JOHNSTOWN, Pennsylvania (CNN) -- In a town where steel mills are shuttered relics, another industry is now on display.
An aide for Rep. John Murtha, D-Pennsylvania, says watchdog groups are making "baseless accusations."
At a recent Showcase for Commerce trade show, the displays ranged from tanks and armored ambulances to rocket launchers and robots. It was more than a war fighter's marketplace. It was a testimonial to the power of major defense contractors who've gathered in the southwestern corner of Pennsylvania -- and the power of the man who brought them here.
"We would not have been here if it was not for Congressman [John] Murtha," Ed Sheehan, president and chief executive officer of Concurrent Technologies Corp., told CNN.
Murtha has served the 12th District in Pennsylvania since 1974. Many believe the 76-year-old Democrat helped resurrect this region when the steel industry went bust by getting major defense firms to set up shop.
"We were down pretty low, leading the country in unemployment, and this has brought us back and diversified us," said Robert Layo, president of the Johnstown Chamber of Commerce.
As chairman of the House panel that oversees defense appropriations, Murtha's influence over where the Pentagon's billions are spent is enormous.
And much of that money goes to his district. Taxpayers for Common Sense, a watchdog group, says he steered nearly $130 million to his district last year.
Among the booths at the Showcase for Commerce was one from Kuchera Industries, a company with longstanding ties to Murtha. FBI agents raided the company's Johnstown offices in January, reportedly on suspicion that it had misused government money for some events it held.
The company also has suspended from doing business with the Navy for alleged fraud, including what a Navy spokesman described as "defective pricing."
Asked to comment at the trade show, a top company official wouldn't speak with CNN.
An attorney for Kuchera, Dennis McGlynn, released a statement: "We are in the process of appealing the suspension by the Department of the Navy, and we believe that after we present our reply, the suspension will be lifted."
Murtha helped Kuchera get more than $9 million in earmarks last year and has received more than $89,000 in campaign contributions from its employees and their family members.
Asked about the cloud surrounding Kuchera, Murtha told a reporter, "What do you think, I'm supposed to oversee these companies? That's the defense department's job. That's not my job. You guys write these stories, you don't have a clue what this is all about."
Murtha is not accused of wrongdoing. An aide said his office has been told by federal agents that he has nothing to do with the investigation into Kuchera. But PMA Group, a defunct lobbying group whose clients and executives are major contributors to Murtha, is also under federal investigation for its role in the awarding of defense contracts.
And a budget watchdog group says there are growing ethical questions for Murtha.
"He gets contracts to his district. He expects people who want to do business in his district to give him campaign contributions," said Ryan Alexander, president of Taxpayers for Common Sense. "If you look at what's swirling around him, he's got a lot of reason to be concerned."

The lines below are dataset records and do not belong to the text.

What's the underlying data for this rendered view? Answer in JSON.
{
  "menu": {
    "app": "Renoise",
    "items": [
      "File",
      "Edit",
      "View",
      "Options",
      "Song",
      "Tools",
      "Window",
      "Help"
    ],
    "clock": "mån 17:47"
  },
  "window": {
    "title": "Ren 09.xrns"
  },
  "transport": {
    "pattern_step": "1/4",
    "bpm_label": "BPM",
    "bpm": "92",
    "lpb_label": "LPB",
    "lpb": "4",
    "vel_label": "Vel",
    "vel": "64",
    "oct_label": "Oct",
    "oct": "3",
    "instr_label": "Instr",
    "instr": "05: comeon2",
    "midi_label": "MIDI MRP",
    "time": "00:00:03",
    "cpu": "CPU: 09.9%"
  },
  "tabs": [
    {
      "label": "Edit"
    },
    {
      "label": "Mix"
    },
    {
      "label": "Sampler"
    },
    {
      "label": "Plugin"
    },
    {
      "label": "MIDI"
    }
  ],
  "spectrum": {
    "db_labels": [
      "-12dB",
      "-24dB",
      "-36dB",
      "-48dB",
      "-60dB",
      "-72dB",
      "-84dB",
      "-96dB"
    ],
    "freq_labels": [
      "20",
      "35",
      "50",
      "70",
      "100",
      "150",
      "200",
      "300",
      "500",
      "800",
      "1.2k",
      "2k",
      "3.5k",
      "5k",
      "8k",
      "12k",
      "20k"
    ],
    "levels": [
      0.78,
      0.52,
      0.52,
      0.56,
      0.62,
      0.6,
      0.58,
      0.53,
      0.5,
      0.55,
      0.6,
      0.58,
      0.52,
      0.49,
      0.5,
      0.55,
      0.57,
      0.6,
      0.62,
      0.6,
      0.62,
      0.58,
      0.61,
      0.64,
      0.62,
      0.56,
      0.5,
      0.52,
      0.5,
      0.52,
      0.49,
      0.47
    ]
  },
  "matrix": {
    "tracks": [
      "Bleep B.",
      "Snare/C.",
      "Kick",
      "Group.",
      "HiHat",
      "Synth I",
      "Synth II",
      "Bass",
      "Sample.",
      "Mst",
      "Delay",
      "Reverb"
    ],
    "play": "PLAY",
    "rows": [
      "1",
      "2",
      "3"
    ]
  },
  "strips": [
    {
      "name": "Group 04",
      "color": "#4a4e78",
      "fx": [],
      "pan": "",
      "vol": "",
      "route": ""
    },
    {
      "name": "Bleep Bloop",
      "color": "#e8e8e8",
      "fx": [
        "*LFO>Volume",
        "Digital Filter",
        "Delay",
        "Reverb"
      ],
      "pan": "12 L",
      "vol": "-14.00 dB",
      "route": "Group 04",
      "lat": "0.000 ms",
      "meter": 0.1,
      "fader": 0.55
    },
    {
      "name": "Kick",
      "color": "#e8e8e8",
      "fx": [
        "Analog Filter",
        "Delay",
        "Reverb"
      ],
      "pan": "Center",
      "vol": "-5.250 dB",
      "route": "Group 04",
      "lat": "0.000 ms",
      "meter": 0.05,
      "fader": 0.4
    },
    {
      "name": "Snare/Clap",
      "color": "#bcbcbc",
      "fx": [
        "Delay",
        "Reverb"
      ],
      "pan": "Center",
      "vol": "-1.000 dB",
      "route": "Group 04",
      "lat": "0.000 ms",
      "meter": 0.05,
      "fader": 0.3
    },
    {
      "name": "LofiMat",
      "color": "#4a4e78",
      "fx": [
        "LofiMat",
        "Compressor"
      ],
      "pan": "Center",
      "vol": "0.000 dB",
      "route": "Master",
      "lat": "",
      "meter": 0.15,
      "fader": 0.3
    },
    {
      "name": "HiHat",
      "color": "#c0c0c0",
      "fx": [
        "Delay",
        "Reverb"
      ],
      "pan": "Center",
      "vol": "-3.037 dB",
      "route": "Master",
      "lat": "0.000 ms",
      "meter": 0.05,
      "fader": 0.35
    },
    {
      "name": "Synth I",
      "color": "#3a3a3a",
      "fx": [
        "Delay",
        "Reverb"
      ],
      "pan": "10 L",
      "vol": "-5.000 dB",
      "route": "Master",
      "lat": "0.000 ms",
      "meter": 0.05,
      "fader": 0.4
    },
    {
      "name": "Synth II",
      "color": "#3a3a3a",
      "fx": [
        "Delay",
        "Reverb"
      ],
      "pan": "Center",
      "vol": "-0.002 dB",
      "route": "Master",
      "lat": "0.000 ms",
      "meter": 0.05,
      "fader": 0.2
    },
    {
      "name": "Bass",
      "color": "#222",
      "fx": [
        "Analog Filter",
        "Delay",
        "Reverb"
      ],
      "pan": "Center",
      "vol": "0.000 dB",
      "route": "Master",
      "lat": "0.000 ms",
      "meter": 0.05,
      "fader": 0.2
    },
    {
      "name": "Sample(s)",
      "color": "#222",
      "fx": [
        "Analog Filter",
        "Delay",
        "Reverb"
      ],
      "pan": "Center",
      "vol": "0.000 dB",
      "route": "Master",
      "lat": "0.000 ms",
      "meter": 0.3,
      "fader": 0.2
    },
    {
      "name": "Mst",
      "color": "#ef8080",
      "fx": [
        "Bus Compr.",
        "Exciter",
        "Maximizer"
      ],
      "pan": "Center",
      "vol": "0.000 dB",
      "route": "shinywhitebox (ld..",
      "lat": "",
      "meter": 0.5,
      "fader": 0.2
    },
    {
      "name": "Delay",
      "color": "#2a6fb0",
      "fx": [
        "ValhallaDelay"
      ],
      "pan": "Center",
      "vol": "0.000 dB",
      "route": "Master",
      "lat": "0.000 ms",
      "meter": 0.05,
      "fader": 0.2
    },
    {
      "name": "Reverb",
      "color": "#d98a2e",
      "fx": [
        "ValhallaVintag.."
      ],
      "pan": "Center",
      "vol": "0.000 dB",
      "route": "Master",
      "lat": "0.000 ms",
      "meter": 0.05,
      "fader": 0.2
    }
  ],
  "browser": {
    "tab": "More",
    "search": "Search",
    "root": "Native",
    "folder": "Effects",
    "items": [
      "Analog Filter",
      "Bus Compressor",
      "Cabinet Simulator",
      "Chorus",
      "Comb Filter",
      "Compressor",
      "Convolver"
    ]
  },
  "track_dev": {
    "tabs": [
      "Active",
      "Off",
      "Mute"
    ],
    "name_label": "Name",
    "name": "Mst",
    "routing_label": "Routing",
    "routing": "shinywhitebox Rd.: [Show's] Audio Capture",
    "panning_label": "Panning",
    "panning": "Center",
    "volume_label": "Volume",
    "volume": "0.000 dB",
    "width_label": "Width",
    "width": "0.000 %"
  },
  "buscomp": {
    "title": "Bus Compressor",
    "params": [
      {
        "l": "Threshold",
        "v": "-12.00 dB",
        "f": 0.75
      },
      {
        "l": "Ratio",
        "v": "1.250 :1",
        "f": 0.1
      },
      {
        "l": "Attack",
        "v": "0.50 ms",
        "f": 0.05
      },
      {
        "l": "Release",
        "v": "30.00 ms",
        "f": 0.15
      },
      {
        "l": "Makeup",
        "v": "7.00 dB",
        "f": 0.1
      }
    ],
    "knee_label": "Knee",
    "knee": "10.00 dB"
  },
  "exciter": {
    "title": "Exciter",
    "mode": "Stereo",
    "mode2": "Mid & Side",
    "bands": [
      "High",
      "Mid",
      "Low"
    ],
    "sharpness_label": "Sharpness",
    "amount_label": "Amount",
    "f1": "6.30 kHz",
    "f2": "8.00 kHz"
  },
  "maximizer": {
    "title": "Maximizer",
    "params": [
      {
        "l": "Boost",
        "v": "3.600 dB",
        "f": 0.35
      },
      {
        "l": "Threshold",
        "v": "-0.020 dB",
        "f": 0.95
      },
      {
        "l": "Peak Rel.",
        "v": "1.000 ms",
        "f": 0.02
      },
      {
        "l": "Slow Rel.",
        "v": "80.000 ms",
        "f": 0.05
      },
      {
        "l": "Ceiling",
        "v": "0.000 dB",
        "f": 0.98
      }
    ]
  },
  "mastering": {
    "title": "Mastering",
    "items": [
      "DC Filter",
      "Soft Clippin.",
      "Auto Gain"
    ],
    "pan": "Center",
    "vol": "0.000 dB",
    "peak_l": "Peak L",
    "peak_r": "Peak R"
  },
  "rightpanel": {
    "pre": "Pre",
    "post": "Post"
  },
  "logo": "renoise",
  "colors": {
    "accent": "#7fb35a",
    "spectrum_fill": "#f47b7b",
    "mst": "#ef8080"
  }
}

In response, a Murtha aide told CNN these so-called watchdog groups are quick with quotes but have never provided any facts to back up what he called their "baseless accusations." The aide stressed that the congressman has done nothing wrong and is not connected with the investigations into Kuchera or the lobbying firm.
One of Murtha's Democratic colleagues on that Defense Appropriations Subcommittee, Pete Visclosky, has been subpoenaed by the feds for documents related to that lobbying firm. Visclosky denies any wrongdoing.
CNN's Dugald McConnell contributed to this report.